At school, you need to make sure your teachers are aware of your condition, and it is best if your parents do this with you.

It is best not to take any holidays abroad in the first three months of ITP as it may be difficult to get insurance. After this time most cases of ITP will have resolved. If the ITP does persist you will need to discuss further with your doctor and you may need specialist medical insurance. A list of recommended insurance companies is given in the ITP Support Association’s Holiday Guide (available free of charge to members)

What else can I do?
You should also avoid drugs like aspirin, ibuprofen or herbal medication which can increase the risk of bruising and bleeding. Finally, you should make sure that doctors and dentists and any other medical practitioner you see know that you have a low platelet count.

When to seek help?
When you’re sent home you will be given a clinic appointment for review at the hospital and an emergency number (usually the phone number to the hospital ward). You should tell your mum, dad or guardian if the following ever happen so they can contact the hospital:

  • A nosebleed which will not stop after 30 minutes despite pinching the nose
  • Prolonged gum bleeding
  • Blood in the poo or urine
  • Following a heavy blow to the head, particularly if you are stunned or sickly
  • Persistent or severe headache
  • Vomiting or drowsiness
  • If you haven’t had chicken pox and someone you meet or at school has the virus

Is there a UK registry?
To maintain accurate numbers of cases of childhood ITP and investigate possible markers for risk of severe bleeding a UK registry has been established (www.uk-itp.org) Families may be routinely asked to consent for anonymous data to be stored on the registry.

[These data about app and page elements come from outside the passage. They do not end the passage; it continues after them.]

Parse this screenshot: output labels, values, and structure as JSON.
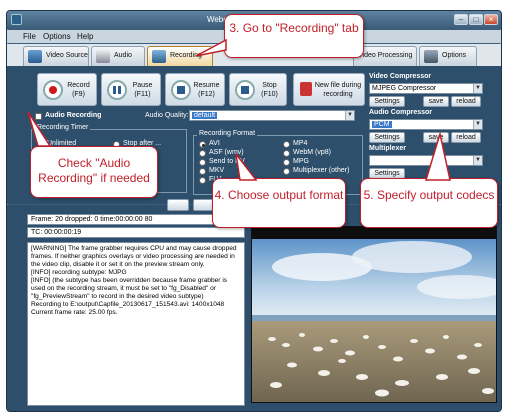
{
  "window": {
    "title": "Webcam/Screen Recorder",
    "buttons": {
      "minimize": "–",
      "maximize": "□",
      "close": "×"
    }
  },
  "menu": [
    "File",
    "Options",
    "Help"
  ],
  "tabs": [
    {
      "label": "Video Source",
      "icon": "video-source-icon"
    },
    {
      "label": "Audio",
      "icon": "microphone-icon"
    },
    {
      "label": "Recording",
      "icon": "recording-folder-icon",
      "active": true
    },
    {
      "label": "Video Processing",
      "icon": "video-processing-icon"
    },
    {
      "label": "Options",
      "icon": "tools-icon"
    }
  ],
  "controls": {
    "record": {
      "label": "Record",
      "key": "(F9)"
    },
    "pause": {
      "label": "Pause",
      "key": "(F11)"
    },
    "resume": {
      "label": "Resume",
      "key": "(F12)"
    },
    "stop": {
      "label": "Stop",
      "key": "(F10)"
    },
    "newfile": {
      "label1": "New file during",
      "label2": "recording"
    }
  },
  "audio_recording": {
    "label": "Audio Recording",
    "quality_label": "Audio Quality:",
    "quality_value": "default"
  },
  "recording_timer": {
    "label": "Recording Timer",
    "opt1": "Unlimited",
    "opt2": "Stop after ..."
  },
  "recording_format": {
    "label": "Recording Format",
    "options_left": [
      "AVI",
      "ASF (wmv)",
      "Send to DV",
      "MKV",
      "FLV"
    ],
    "options_right": [
      "MP4",
      "WebM (vp8)",
      "MPG",
      "Multiplexer (other)"
    ],
    "selected": "AVI"
  },
  "video_compressor": {
    "label": "Video Compressor",
    "value": "MJPEG Compressor",
    "btn_settings": "Settings",
    "btn_save": "save",
    "btn_reload": "reload"
  },
  "audio_compressor": {
    "label": "Audio Compressor",
    "value": "PCM",
    "btn_settings": "Settings",
    "btn_save": "save",
    "btn_reload": "reload"
  },
  "multiplexer": {
    "label": "Multiplexer",
    "value": "",
    "btn_settings": "Settings"
  },
  "status": {
    "frames": "Frame: 20 dropped: 0 time:00:00:00 80",
    "tc": "TC: 00:00:00:19"
  },
  "log_lines": [
    "[WARNING] The frame grabber requires CPU and may cause dropped frames. If neither graphics overlays or video processing are needed in the video clip, disable it or set it on the preview stream only.",
    "[INFO] recording subtype: MJPG",
    "[INFO] (the subtype has been overridden because frame grabber is used on the recording stream, it must be set to \"fg_Disabled\" or \"fg_PreviewStream\" to record in the desired video subtype)",
    "Recording to E:\\output\\Capfile_20130617_151543.avi: 1400x1048",
    "Current frame rate: 25.00 fps."
  ],
  "callouts": {
    "c3": "3. Go to \"Recording\" tab",
    "c_audio": "Check \"Audio Recording\" if needed",
    "c4": "4. Choose output format",
    "c5": "5. Specify output codecs"
  },
  "colors": {
    "callout_border": "#c0202a",
    "window_bg": "#3d5f7c",
    "panel_bg": "#2e4f6b"
  }
}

Further reading
The ITP Association has a booklet ITP ‘n’ Stuff specifically written for teenagers at school with ITP, available free of charge to members.